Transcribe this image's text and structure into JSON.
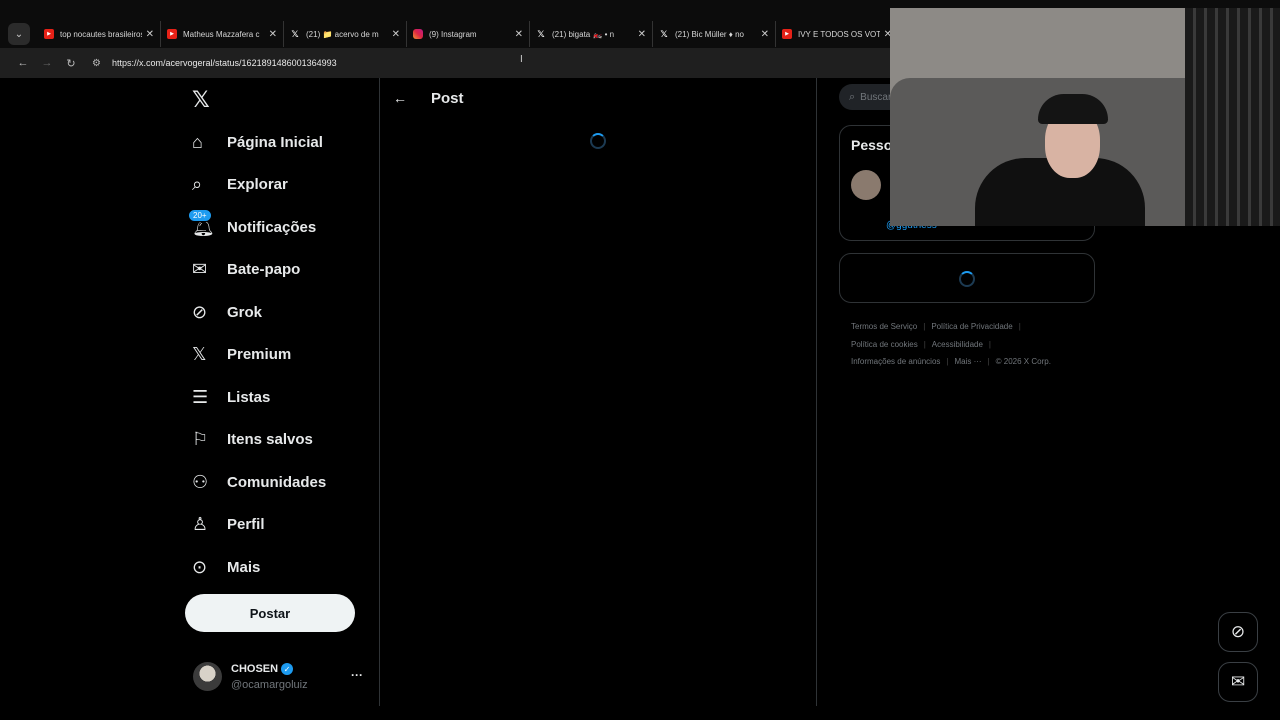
{
  "browser": {
    "tabs": [
      {
        "favicon": "youtube-icon",
        "title": "top nocautes brasileiros"
      },
      {
        "favicon": "youtube-icon",
        "title": "Matheus Mazzafera c"
      },
      {
        "favicon": "x-icon",
        "title": "(21) 📁 acervo de m"
      },
      {
        "favicon": "instagram-icon",
        "title": "(9) Instagram"
      },
      {
        "favicon": "x-icon",
        "title": "(21) bigata 🏍️ • n"
      },
      {
        "favicon": "x-icon",
        "title": "(21) Bic Müller ♦ no"
      },
      {
        "favicon": "youtube-icon",
        "title": "IVY E TODOS OS VOT"
      }
    ],
    "url": "https://x.com/acervogeral/status/1621891486001364993"
  },
  "sidebar": {
    "logo": "𝕏",
    "items": [
      {
        "icon": "home-icon",
        "glyph": "⌂",
        "label": "Página Inicial"
      },
      {
        "icon": "search-icon",
        "glyph": "⌕",
        "label": "Explorar"
      },
      {
        "icon": "bell-icon",
        "glyph": "🔔︎",
        "label": "Notificações",
        "badge": "20+"
      },
      {
        "icon": "mail-icon",
        "glyph": "✉",
        "label": "Bate-papo"
      },
      {
        "icon": "grok-icon",
        "glyph": "⊘",
        "label": "Grok"
      },
      {
        "icon": "x-premium-icon",
        "glyph": "𝕏",
        "label": "Premium"
      },
      {
        "icon": "list-icon",
        "glyph": "☰",
        "label": "Listas"
      },
      {
        "icon": "bookmark-icon",
        "glyph": "⚐",
        "label": "Itens salvos"
      },
      {
        "icon": "communities-icon",
        "glyph": "⚇",
        "label": "Comunidades"
      },
      {
        "icon": "profile-icon",
        "glyph": "♙",
        "label": "Perfil"
      },
      {
        "icon": "more-icon",
        "glyph": "⊙",
        "label": "Mais"
      }
    ],
    "post_button": "Postar",
    "profile": {
      "name": "CHOSEN",
      "handle": "@ocamargoluiz",
      "more": "···"
    }
  },
  "main": {
    "back_glyph": "←",
    "title": "Post"
  },
  "right": {
    "search_placeholder": "Buscar",
    "who_to_follow_title": "Pesso",
    "who_handle": "@ggutness",
    "footer": [
      "Termos de Serviço",
      "Política de Privacidade",
      "Política de cookies",
      "Acessibilidade",
      "Informações de anúncios",
      "Mais ···",
      "© 2026 X Corp."
    ]
  },
  "fabs": {
    "grok_glyph": "⊘",
    "messages_glyph": "✉"
  },
  "colors": {
    "accent": "#1d9bf0",
    "background": "#000000",
    "border": "#2f3336",
    "muted": "#71767b"
  }
}
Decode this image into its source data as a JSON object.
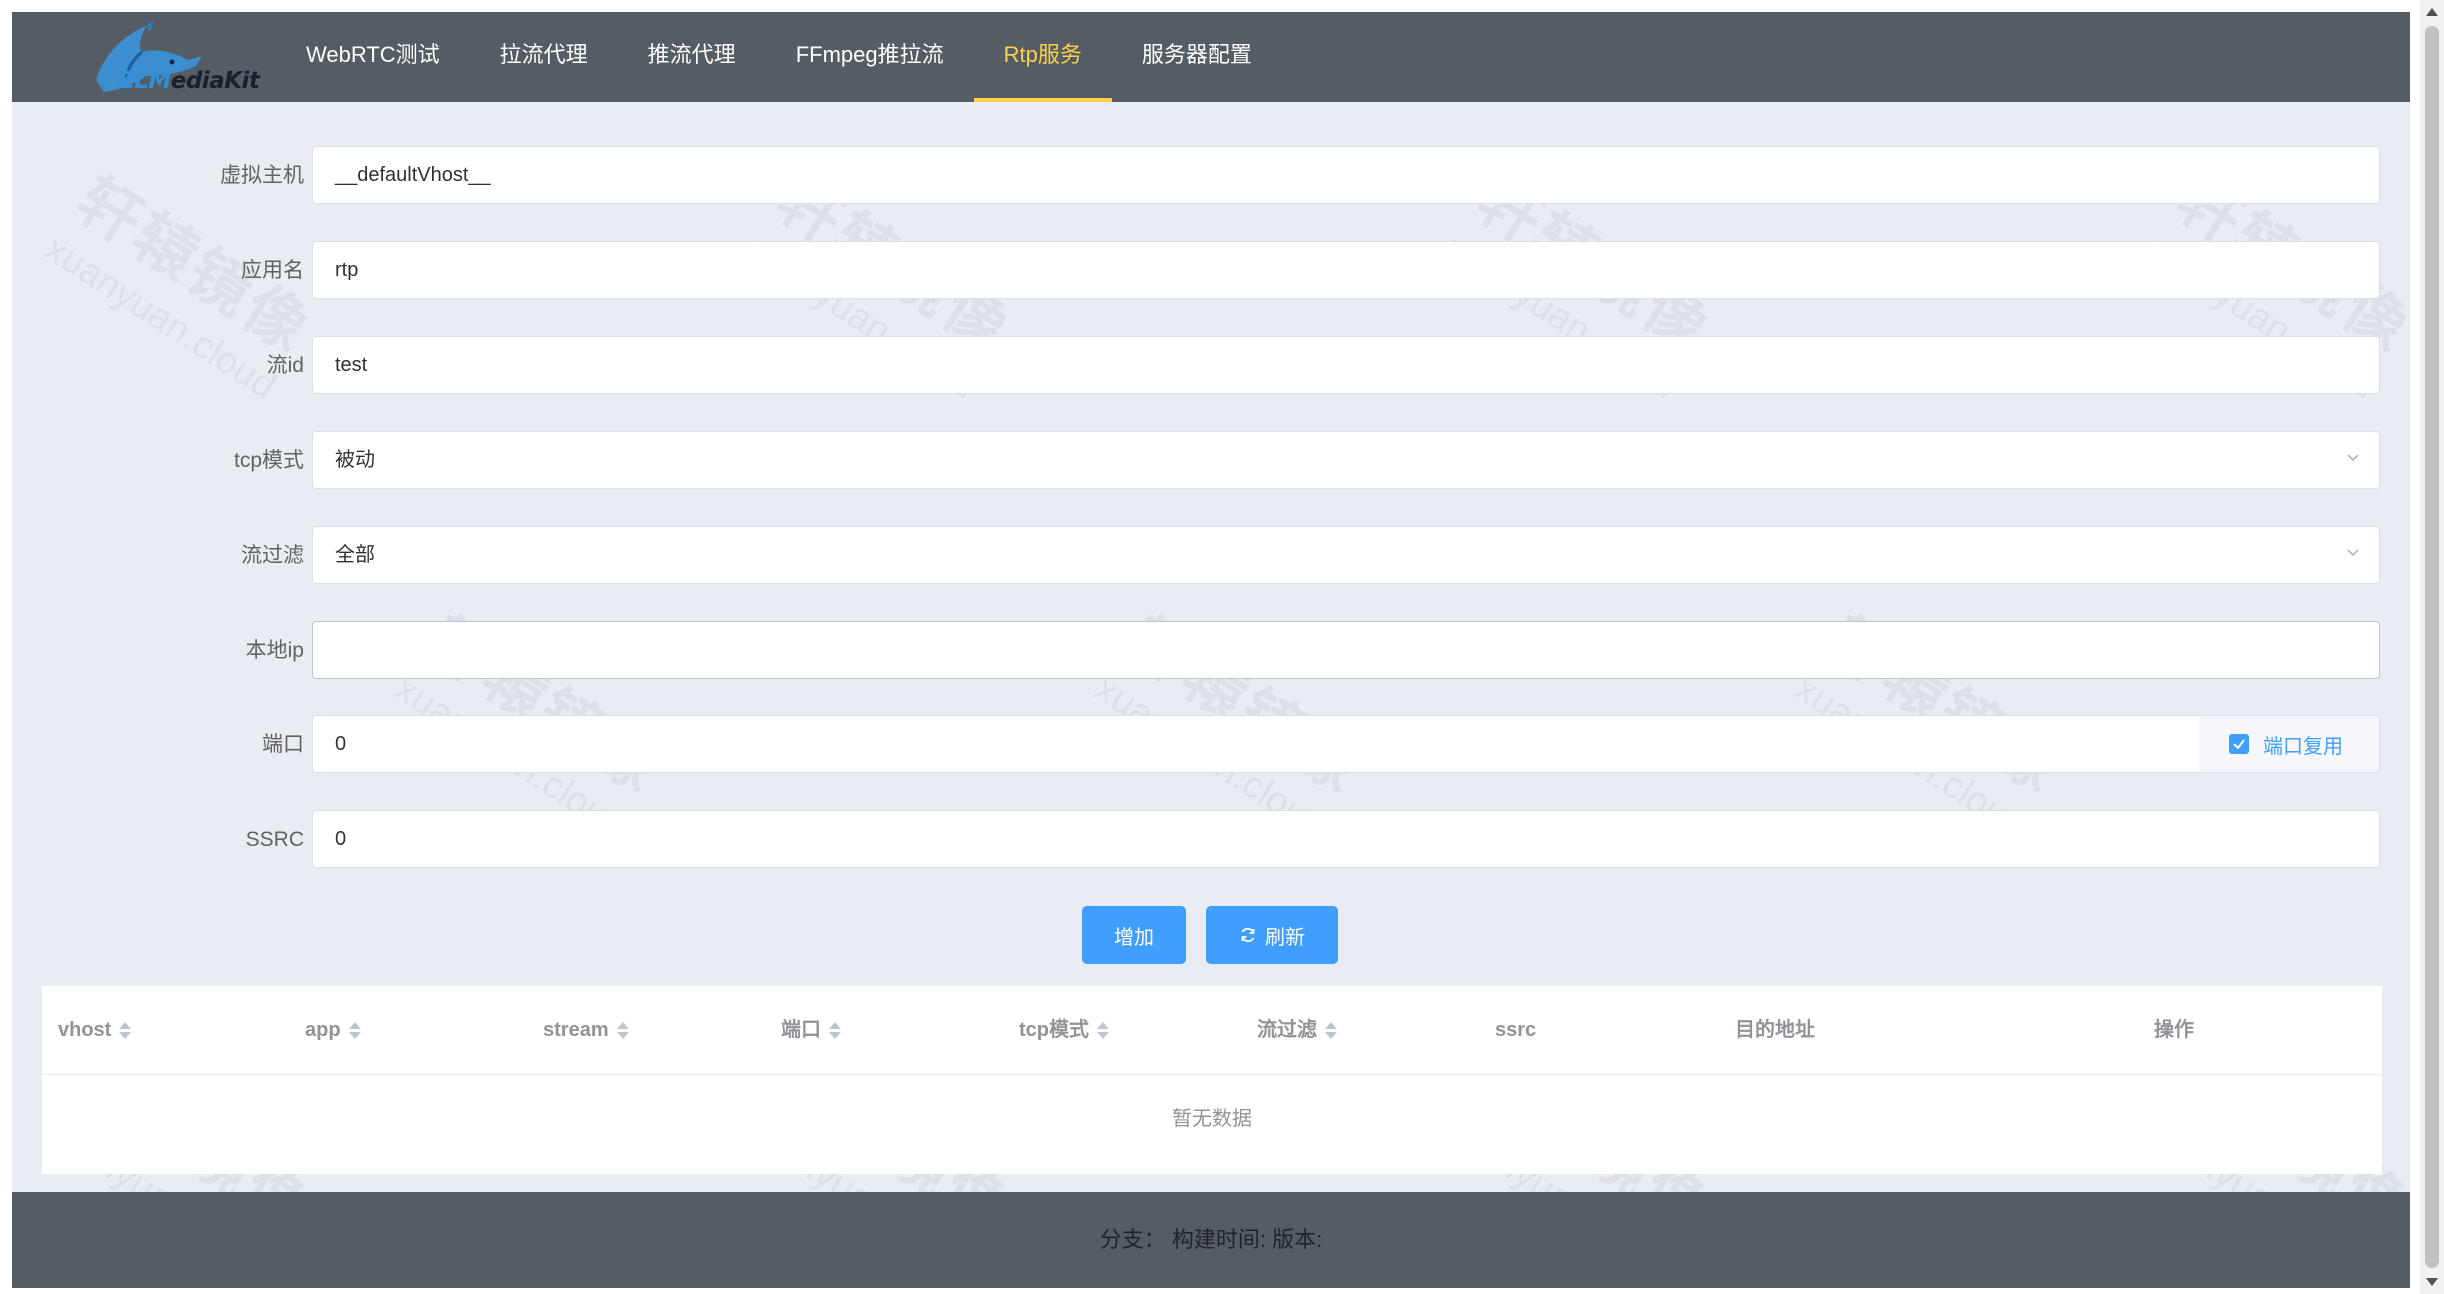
{
  "brand": {
    "logo_text_zl": "ZLM",
    "logo_text_rest": "ediaKit"
  },
  "nav": {
    "items": [
      {
        "label": "WebRTC测试",
        "active": false
      },
      {
        "label": "拉流代理",
        "active": false
      },
      {
        "label": "推流代理",
        "active": false
      },
      {
        "label": "FFmpeg推拉流",
        "active": false
      },
      {
        "label": "Rtp服务",
        "active": true
      },
      {
        "label": "服务器配置",
        "active": false
      }
    ]
  },
  "form": {
    "vhost": {
      "label": "虚拟主机",
      "value": "__defaultVhost__"
    },
    "app": {
      "label": "应用名",
      "value": "rtp"
    },
    "stream_id": {
      "label": "流id",
      "value": "test"
    },
    "tcp_mode": {
      "label": "tcp模式",
      "value": "被动"
    },
    "stream_filter": {
      "label": "流过滤",
      "value": "全部"
    },
    "local_ip": {
      "label": "本地ip",
      "value": ""
    },
    "port": {
      "label": "端口",
      "value": "0",
      "reuse_label": "端口复用",
      "reuse_checked": true
    },
    "ssrc": {
      "label": "SSRC",
      "value": "0"
    }
  },
  "buttons": {
    "add_label": "增加",
    "refresh_label": "刷新"
  },
  "table": {
    "columns": [
      "vhost",
      "app",
      "stream",
      "端口",
      "tcp模式",
      "流过滤",
      "ssrc",
      "目的地址",
      "操作"
    ],
    "empty_text": "暂无数据"
  },
  "footer": {
    "text": "分支： 构建时间: 版本:"
  },
  "watermark": {
    "cn": "轩辕镜像",
    "en": "xuanyuan.cloud"
  },
  "colors": {
    "nav_bg": "#545c64",
    "active": "#ffd04b",
    "primary": "#409eff",
    "page_bg": "#e9edf3"
  }
}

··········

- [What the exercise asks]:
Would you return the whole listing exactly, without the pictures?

- [Solved problem]:
Transcribe this image's text and structure into JSON.
{
  "browser": {
    "tabs": [
      {
        "favicon": "youtube-icon",
        "title": "top nocautes brasileiros"
      },
      {
        "favicon": "youtube-icon",
        "title": "Matheus Mazzafera c"
      },
      {
        "favicon": "x-icon",
        "title": "(21) 📁 acervo de m"
      },
      {
        "favicon": "instagram-icon",
        "title": "(9) Instagram"
      },
      {
        "favicon": "x-icon",
        "title": "(21) bigata 🏍️ • n"
      },
      {
        "favicon": "x-icon",
        "title": "(21) Bic Müller ♦ no"
      },
      {
        "favicon": "youtube-icon",
        "title": "IVY E TODOS OS VOT"
      }
    ],
    "url": "https://x.com/acervogeral/status/1621891486001364993"
  },
  "sidebar": {
    "logo": "𝕏",
    "items": [
      {
        "icon": "home-icon",
        "glyph": "⌂",
        "label": "Página Inicial"
      },
      {
        "icon": "search-icon",
        "glyph": "⌕",
        "label": "Explorar"
      },
      {
        "icon": "bell-icon",
        "glyph": "🔔︎",
        "label": "Notificações",
        "badge": "20+"
      },
      {
        "icon": "mail-icon",
        "glyph": "✉",
        "label": "Bate-papo"
      },
      {
        "icon": "grok-icon",
        "glyph": "⊘",
        "label": "Grok"
      },
      {
        "icon": "x-premium-icon",
        "glyph": "𝕏",
        "label": "Premium"
      },
      {
        "icon": "list-icon",
        "glyph": "☰",
        "label": "Listas"
      },
      {
        "icon": "bookmark-icon",
        "glyph": "⚐",
        "label": "Itens salvos"
      },
      {
        "icon": "communities-icon",
        "glyph": "⚇",
        "label": "Comunidades"
      },
      {
        "icon": "profile-icon",
        "glyph": "♙",
        "label": "Perfil"
      },
      {
        "icon": "more-icon",
        "glyph": "⊙",
        "label": "Mais"
      }
    ],
    "post_button": "Postar",
    "profile": {
      "name": "CHOSEN",
      "handle": "@ocamargoluiz",
      "more": "···"
    }
  },
  "main": {
    "back_glyph": "←",
    "title": "Post"
  },
  "right": {
    "search_placeholder": "Buscar",
    "who_to_follow_title": "Pesso",
    "who_handle": "@ggutness",
    "footer": [
      "Termos de Serviço",
      "Política de Privacidade",
      "Política de cookies",
      "Acessibilidade",
      "Informações de anúncios",
      "Mais ···",
      "© 2026 X Corp."
    ]
  },
  "fabs": {
    "grok_glyph": "⊘",
    "messages_glyph": "✉"
  },
  "colors": {
    "accent": "#1d9bf0",
    "background": "#000000",
    "border": "#2f3336",
    "muted": "#71767b"
  }
}
Decode this image into its source data as a JSON object.
{
  "brand": {
    "logo_text_zl": "ZLM",
    "logo_text_rest": "ediaKit"
  },
  "nav": {
    "items": [
      {
        "label": "WebRTC测试",
        "active": false
      },
      {
        "label": "拉流代理",
        "active": false
      },
      {
        "label": "推流代理",
        "active": false
      },
      {
        "label": "FFmpeg推拉流",
        "active": false
      },
      {
        "label": "Rtp服务",
        "active": true
      },
      {
        "label": "服务器配置",
        "active": false
      }
    ]
  },
  "form": {
    "vhost": {
      "label": "虚拟主机",
      "value": "__defaultVhost__"
    },
    "app": {
      "label": "应用名",
      "value": "rtp"
    },
    "stream_id": {
      "label": "流id",
      "value": "test"
    },
    "tcp_mode": {
      "label": "tcp模式",
      "value": "被动"
    },
    "stream_filter": {
      "label": "流过滤",
      "value": "全部"
    },
    "local_ip": {
      "label": "本地ip",
      "value": ""
    },
    "port": {
      "label": "端口",
      "value": "0",
      "reuse_label": "端口复用",
      "reuse_checked": true
    },
    "ssrc": {
      "label": "SSRC",
      "value": "0"
    }
  },
  "buttons": {
    "add_label": "增加",
    "refresh_label": "刷新"
  },
  "table": {
    "columns": [
      "vhost",
      "app",
      "stream",
      "端口",
      "tcp模式",
      "流过滤",
      "ssrc",
      "目的地址",
      "操作"
    ],
    "empty_text": "暂无数据"
  },
  "footer": {
    "text": "分支： 构建时间: 版本:"
  },
  "watermark": {
    "cn": "轩辕镜像",
    "en": "xuanyuan.cloud"
  },
  "colors": {
    "nav_bg": "#545c64",
    "active": "#ffd04b",
    "primary": "#409eff",
    "page_bg": "#e9edf3"
  }
}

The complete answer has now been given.